### [Task details]
Wherever the string "指定なし" shows up in the material below, copy that line.

### [Record extracts]
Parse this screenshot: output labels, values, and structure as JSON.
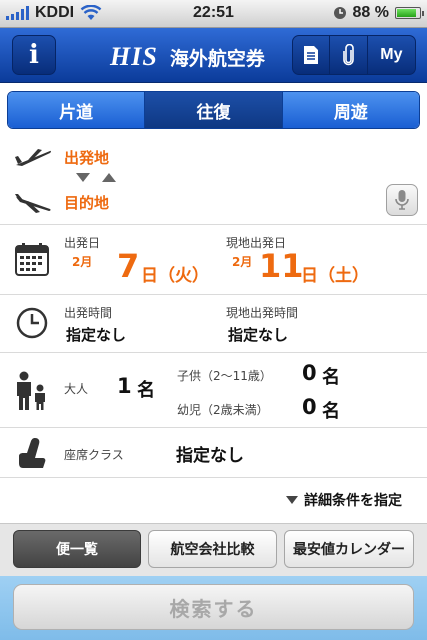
{
  "status": {
    "carrier": "KDDI",
    "time": "22:51",
    "battery": "88 %",
    "battery_level": 0.88
  },
  "header": {
    "info_label": "i",
    "brand": "HIS",
    "title": "海外航空券",
    "my_label": "My"
  },
  "trip_types": [
    {
      "label": "片道",
      "active": false
    },
    {
      "label": "往復",
      "active": true
    },
    {
      "label": "周遊",
      "active": false
    }
  ],
  "route": {
    "departure": "出発地",
    "destination": "目的地"
  },
  "dates": {
    "departure_label": "出発日",
    "departure_month": "2月",
    "departure_day": "7",
    "departure_suffix": "日（火）",
    "return_label": "現地出発日",
    "return_month": "2月",
    "return_day": "11",
    "return_suffix": "日（土）"
  },
  "times": {
    "departure_label": "出発時間",
    "departure_value": "指定なし",
    "return_label": "現地出発時間",
    "return_value": "指定なし"
  },
  "passengers": {
    "adult_label": "大人",
    "adult_count": "1",
    "unit": "名",
    "child_label": "子供（2〜11歳）",
    "child_count": "0",
    "infant_label": "幼児（2歳未満）",
    "infant_count": "0"
  },
  "seat": {
    "label": "座席クラス",
    "value": "指定なし"
  },
  "detail": {
    "label": "詳細条件を指定"
  },
  "result_tabs": [
    {
      "label": "便一覧",
      "active": true
    },
    {
      "label": "航空会社比較",
      "active": false
    },
    {
      "label": "最安値カレンダー",
      "active": false
    }
  ],
  "search": {
    "label": "検索する"
  },
  "colors": {
    "accent": "#ee6a10",
    "header": "#0b3b9a",
    "segment": "#1a5fd3"
  }
}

### [Response to this task]
    "departure_value": "指定なし",
    "return_value": "指定なし"
    "value": "指定なし"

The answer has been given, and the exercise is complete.